“Mary” was a vivacious young woman who lived in the family homestead in “The Port” in Elizabeth, east of the Turnpike. She was raised by her mother in the house they shared with several of Mary’s unmarried aunts and uncles. They all retired when the SInger Sewing machine factory closed down. Mary had worked there as well after she graduated high school. She had no first cousins — no other family.
In her late 20’s, Mary developed multiple sclerosis and by her mid 30’s she couldn’t walk any more. Her mother took care of her in their top-floor apartment, and Mary rarely got out of the house.
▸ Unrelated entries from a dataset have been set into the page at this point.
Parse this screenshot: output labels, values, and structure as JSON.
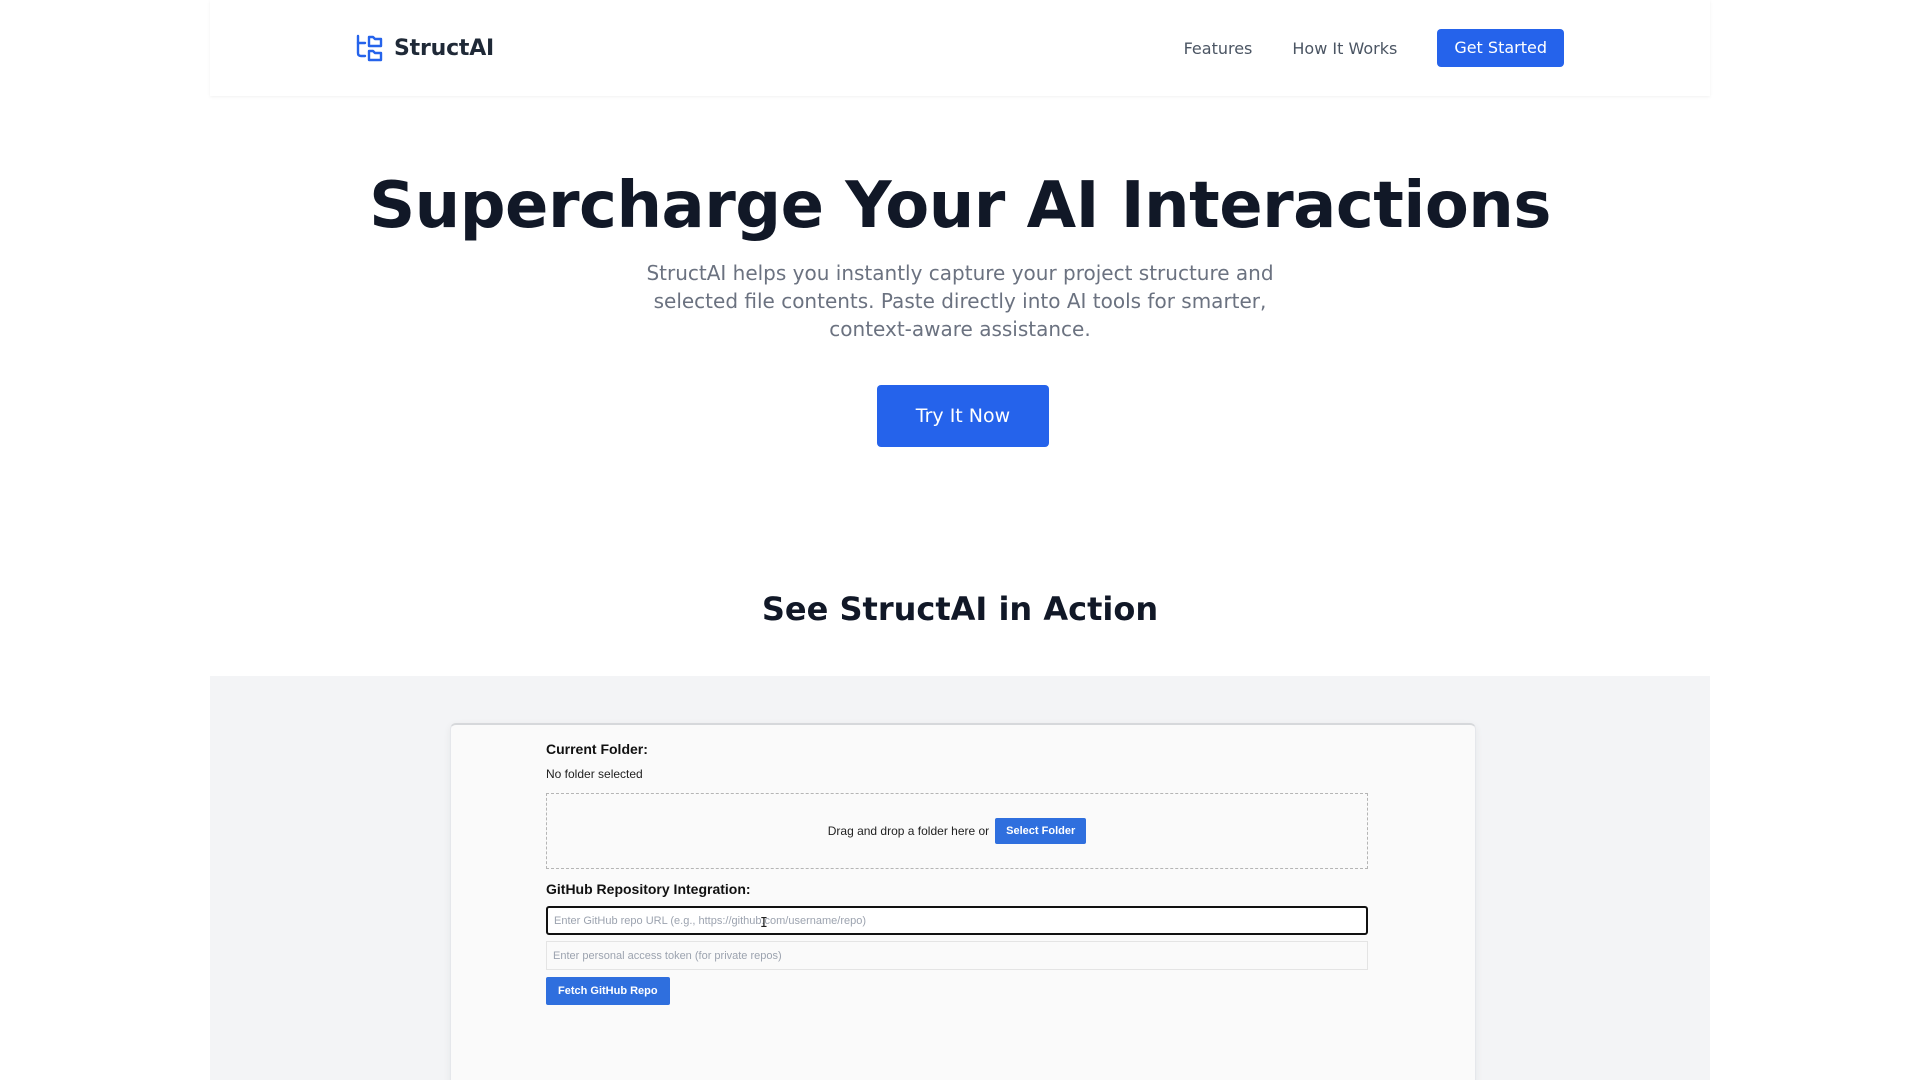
{
  "header": {
    "brand": "StructAI",
    "nav": [
      {
        "label": "Features"
      },
      {
        "label": "How It Works"
      }
    ],
    "cta_label": "Get Started"
  },
  "hero": {
    "title": "Supercharge Your AI Interactions",
    "subtitle": "StructAI helps you instantly capture your project structure and selected file contents. Paste directly into AI tools for smarter, context-aware assistance.",
    "cta_label": "Try It Now"
  },
  "demo": {
    "heading": "See StructAI in Action",
    "app": {
      "current_folder_label": "Current Folder:",
      "current_folder_value": "No folder selected",
      "dropzone_text": "Drag and drop a folder here or",
      "select_folder_label": "Select Folder",
      "github_label": "GitHub Repository Integration:",
      "repo_url_placeholder": "Enter GitHub repo URL (e.g., https://github.com/username/repo)",
      "token_placeholder": "Enter personal access token (for private repos)",
      "fetch_label": "Fetch GitHub Repo"
    }
  },
  "colors": {
    "primary": "#2563eb",
    "heading": "#111827",
    "muted": "#6b7280",
    "demo_background": "#f3f4f6"
  },
  "icons": {
    "brand": "folder-tree-icon"
  }
}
This was in the 1980’s. Mary became a shut-in, experiencing the world through TV and books from the library.
When her mother died, Mary started writing to local nursing homes, begging them to take her in. She wanted to have more people around her, she wanted to make friends, and she wanted better nursing care. Finally one day she was contacted by the Administrator of a nursing home in eastern union county. They came to the house to meet Mary and were just bowled over by her sunny optimistic outlook. They arranged to move her to the nursing home right away.
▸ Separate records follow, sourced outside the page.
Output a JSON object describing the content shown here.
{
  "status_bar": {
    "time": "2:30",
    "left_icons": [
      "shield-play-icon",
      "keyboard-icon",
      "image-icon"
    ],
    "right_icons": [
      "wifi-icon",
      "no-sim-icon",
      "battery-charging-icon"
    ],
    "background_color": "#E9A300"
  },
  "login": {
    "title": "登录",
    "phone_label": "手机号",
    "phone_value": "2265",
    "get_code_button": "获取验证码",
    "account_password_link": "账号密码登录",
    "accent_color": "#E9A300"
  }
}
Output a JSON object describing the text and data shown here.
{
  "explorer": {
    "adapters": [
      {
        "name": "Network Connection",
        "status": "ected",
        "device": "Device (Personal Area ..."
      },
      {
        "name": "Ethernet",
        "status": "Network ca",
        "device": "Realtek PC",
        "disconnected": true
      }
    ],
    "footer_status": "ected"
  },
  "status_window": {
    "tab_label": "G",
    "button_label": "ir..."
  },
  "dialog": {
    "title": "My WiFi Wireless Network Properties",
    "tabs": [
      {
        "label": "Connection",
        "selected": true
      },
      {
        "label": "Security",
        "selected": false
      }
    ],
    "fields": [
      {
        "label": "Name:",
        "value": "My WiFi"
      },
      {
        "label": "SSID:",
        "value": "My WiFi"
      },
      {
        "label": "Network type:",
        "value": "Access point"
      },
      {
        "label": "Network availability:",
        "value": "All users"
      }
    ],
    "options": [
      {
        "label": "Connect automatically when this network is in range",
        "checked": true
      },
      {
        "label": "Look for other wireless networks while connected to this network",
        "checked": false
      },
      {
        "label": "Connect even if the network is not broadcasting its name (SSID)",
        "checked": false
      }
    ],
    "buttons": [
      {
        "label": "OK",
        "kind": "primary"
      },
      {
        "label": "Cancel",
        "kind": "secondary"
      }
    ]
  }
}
I got to meet Mary when she was about 50. By then, all her aunts and uncles were gone. She could not move her body in and out of bed, or sit herself up without help. Despite her dependence on others, she was wonderfully chatty and cheerful in her plant-filled room. The walls of her room at the nursing home were decorated with posters of male movie stars (some shirtless) with their rock-star smiles. Mary was a voracious reader and there were many books & magazines in her room that had been brought to her by the staff, who told me that they adored her.
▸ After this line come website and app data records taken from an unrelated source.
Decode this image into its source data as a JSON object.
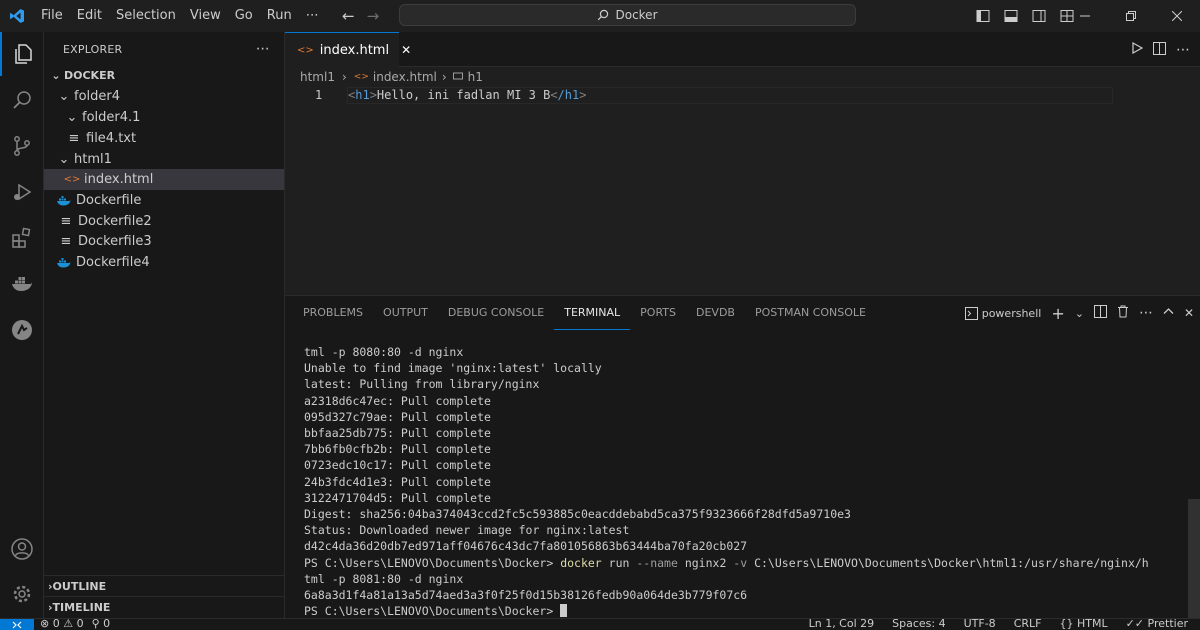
{
  "menu": [
    "File",
    "Edit",
    "Selection",
    "View",
    "Go",
    "Run"
  ],
  "search": {
    "text": "Docker"
  },
  "explorer": {
    "title": "EXPLORER",
    "root": "DOCKER",
    "items": [
      {
        "label": "folder4",
        "depth": 1,
        "kind": "folder",
        "expanded": true
      },
      {
        "label": "folder4.1",
        "depth": 2,
        "kind": "folder",
        "expanded": true
      },
      {
        "label": "file4.txt",
        "depth": 2,
        "kind": "text"
      },
      {
        "label": "html1",
        "depth": 1,
        "kind": "folder",
        "expanded": true
      },
      {
        "label": "index.html",
        "depth": 2,
        "kind": "html",
        "selected": true
      },
      {
        "label": "Dockerfile",
        "depth": 1,
        "kind": "docker"
      },
      {
        "label": "Dockerfile2",
        "depth": 1,
        "kind": "text"
      },
      {
        "label": "Dockerfile3",
        "depth": 1,
        "kind": "text"
      },
      {
        "label": "Dockerfile4",
        "depth": 1,
        "kind": "docker"
      }
    ],
    "outline": "OUTLINE",
    "timeline": "TIMELINE"
  },
  "editor": {
    "tab_label": "index.html",
    "breadcrumb": [
      "html1",
      "index.html",
      "h1"
    ],
    "line_number": "1",
    "code": {
      "open_tag": "h1",
      "text": "Hello, ini fadlan MI 3 B",
      "close_tag": "/h1"
    }
  },
  "panel": {
    "tabs": [
      "PROBLEMS",
      "OUTPUT",
      "DEBUG CONSOLE",
      "TERMINAL",
      "PORTS",
      "DEVDB",
      "POSTMAN CONSOLE"
    ],
    "active_tab": "TERMINAL",
    "shell": "powershell",
    "terminal": {
      "lines_before": [
        "tml -p 8080:80 -d nginx",
        "Unable to find image 'nginx:latest' locally",
        "latest: Pulling from library/nginx",
        "a2318d6c47ec: Pull complete",
        "095d327c79ae: Pull complete",
        "bbfaa25db775: Pull complete",
        "7bb6fb0cfb2b: Pull complete",
        "0723edc10c17: Pull complete",
        "24b3fdc4d1e3: Pull complete",
        "3122471704d5: Pull complete",
        "Digest: sha256:04ba374043ccd2fc5c593885c0eacddebabd5ca375f9323666f28dfd5a9710e3",
        "Status: Downloaded newer image for nginx:latest",
        "d42c4da36d20db7ed971aff04676c43dc7fa801056863b63444ba70fa20cb027"
      ],
      "prompt": "PS C:\\Users\\LENOVO\\Documents\\Docker> ",
      "cmd": "docker",
      "cmd_rest_1": " run ",
      "cmd_flag_1": "--name",
      "cmd_rest_2": " nginx2 ",
      "cmd_flag_2": "-v",
      "cmd_rest_3": " C:\\Users\\LENOVO\\Documents\\Docker\\html1:/usr/share/nginx/h",
      "lines_after": [
        "tml -p 8081:80 -d nginx",
        "6a8a3d1f4a81a13a5d74aed3a3f0f25f0d15b38126fedb90a064de3b779f07c6"
      ],
      "final_prompt": "PS C:\\Users\\LENOVO\\Documents\\Docker> "
    }
  },
  "status": {
    "errors": "0",
    "warnings": "0",
    "ports": "0",
    "position": "Ln 1, Col 29",
    "spaces": "Spaces: 4",
    "encoding": "UTF-8",
    "eol": "CRLF",
    "language": "HTML",
    "formatter": "Prettier"
  },
  "colors": {
    "accent": "#0078d4",
    "html_icon": "#e37933",
    "docker_icon": "#1d91d6"
  }
}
Despite being confined to a small world, Mary expanded the horizons of the staff and volunteers who were lucky to know her. She had acquired a new family, who took care of her for the rest of her life.